The European Court of Human Rights ruled Thursday that Lithuania and Romania were complicit in a controversial CIA programme to hold suspects caught after the September 11, 2001, terror attacks in secret detention centres on their territories.
Two suspects now being detained at the US military prison in Guantanamo Bay lodged the case with the court in 2011 and 2012, alleging they were illegally held and tortured at CIA "black sites" in Romania and Lithuania from 2004 to 2006.
The court said Romanian authorities knew that Saudi national Abd al-Rahim al-Nashiri would risk torture and the death penalty when it allowed the CIA to hold him at an undisclosed facility in their country from April 2004 to November 2005.
Nashiri is accused of orchestrating maritime terror attacks including the 2000 bombing of the USS Cole in Yemen that left 17 dead.
The former Soviet republic of Lithuania was found complicit in hosting a secret prison from February 2005 to March 2006, when CIA operatives held Abu Zubaydah, considered a top Palestinian operative for Al Qaeda.
A 2014 US Senate report found that both Zubaydah and Nashiri -- considered "high-level detainees" -- were subject to "enhanced interrogation techniques" including waterboarding while in detention.
The ECHR found that in both cases the suspects were effectively within the national jurisdictions of Lithuania and Romania, which were therefore "responsible for the violation" of their rights under the European Convention on Human Rights.
The convention explicitly forbids torture and the death penalty.
The court ordered Lithuania and Romania to pay 100,000 euros ($117,000) to each complainant.
- NATO entry in play? -
In the wake of the September 11, 2001, attacks, the CIA took suspected Al Qaeda detainees to several "black sites" around the world to escape US rules on interrogations -- a programme that has since been judged illegal.
Other punishments inflicted at the sites included intense sleep deprivation, being crammed into coffin-size boxes and "rectal rehydration" to get suspects to talk.
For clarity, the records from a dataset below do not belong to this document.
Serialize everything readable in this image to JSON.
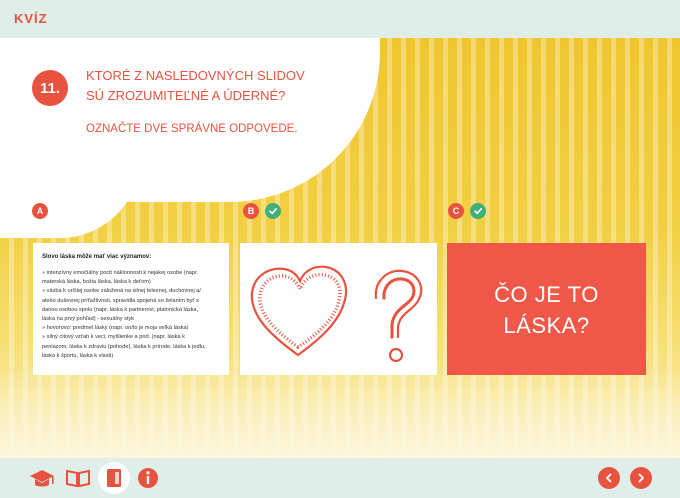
{
  "header": {
    "title": "KVÍZ"
  },
  "question": {
    "number": "11.",
    "line1": "KTORÉ Z NASLEDOVNÝCH SLIDOV",
    "line2": "SÚ ZROZUMITEĽNÉ A ÚDERNÉ?",
    "instruction": "OZNAČTE DVE SPRÁVNE ODPOVEDE."
  },
  "options": [
    {
      "label": "A",
      "checked": false
    },
    {
      "label": "B",
      "checked": true
    },
    {
      "label": "C",
      "checked": true
    }
  ],
  "card_a": {
    "heading": "Slovo láska môže mať viac významov:",
    "lines": [
      "» intenzívny emočiálny pocit náklonnosti k nejakej osobe (napr.",
      "materská láska, božia láska, láska k deťom)",
      "» väzba k určitej osobe založená na silnej telesnej, duchovnej a/",
      "alebo duševnej príťažlivosti, spravidla spojená so želaním byť s",
      "danou osobou spolu (napr. láska k partnerovi, platonická láska,",
      "láska na prvý pohľad) - sexuálny styk",
      "» hovorovo: predmet lásky (napr. on/to je moja veľká láska)",
      "» silný citový vzťah k veci, myšlienke a pod. (napr. láska k",
      "peniazom, láska k zdraviu (pohode), láska k prírode, láska k jedlu,",
      "láska k športu, láska k vlasti)"
    ]
  },
  "card_c": {
    "line1": "ČO JE TO",
    "line2": "LÁSKA?"
  },
  "colors": {
    "accent": "#e8533f",
    "check": "#3fb07a",
    "cardC": "#ef5848",
    "stripeYellow": "#f2cf42",
    "bar": "#dfeee8"
  },
  "footer": {
    "icons": [
      "graduation-cap-icon",
      "book-icon",
      "document-icon",
      "info-icon"
    ],
    "nav": [
      "prev-arrow-icon",
      "next-arrow-icon"
    ]
  }
}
The US Senate report did not publicly identify the location of the CIA sites, but the European court had already condemned Poland in 2014 for allowing both Nashiri and Zubaydah to be held at a site there in 2002 and 2003.
Lithuania's President Dalia Grybauskaite said she would abide by the ruling, saying her country "is already tarnished".
"We are committed to the European Convention on Human Rights, and that is why we must apply the court's decision," she said in a statement.
Officials in Bucharest did not immediately comment, but a former adviser to Ion Iliescu, the president at the time, confirmed Thursday that the government had made a site available to the CIA.
"What happened then, and I was involved, was that a location had been offered to CIA for special and secret operations," Ioan Talpes told AFP.
"I didn't know what was going on there, and I didn't want to know because at the time we were negotiating NATO membership. How could I have said that we don't agree?" he said.
- Cash for 'support' -
The ECHR judges said they based their findings in large part on the US report since they could not have access to Nashiri and Zubaydah at Guantanamo.
That report "spoke clearly of cooperation with the domestic authorities and of them being provided with millions of dollars for 'support' for the CIA extraordinary rendition programme," the court wrote.
Aleksander Kwasniewski, the Polish president at the time, later said that former US president George W. Bush told him the CIA methods had provided "important benefits" -- a claim disputed by the Senate report.
The report also prompted prosecutors in Lithuania and Romania to open inquiries.
Polish leaders, for their part, vowed last year that they would no longer allow such sites in the country, responding to claims by US President Donald Trump that waterboarding and other now-banned techniques had proved effective.
Trump has also said terror suspects could again be sent to Guantanamo Bay, reversing a push by his predecessor Barack Obama to shut down the highly contested facility in Cuba.
But Gina Haspel, who was sworn in this month as Trump's pick to lead the CIA, has said she would not reinstate the harsh interrogation programmes, even if ordered to do so by the president.
During her confirmation hearings, Haspel expressed regret over her role in detainee torture, including at a secret CIA prison in 2002, after the 9/11 attacks.
After the September 11, 2001, attacks, the CIA took suspected Al Qaeda detainees to "black sites" around the world to escape US rules on interrogations -- a programme since judged illegal
Controversial CIA interrotation techniques outlined in a memo released by the US Justice Department in 2009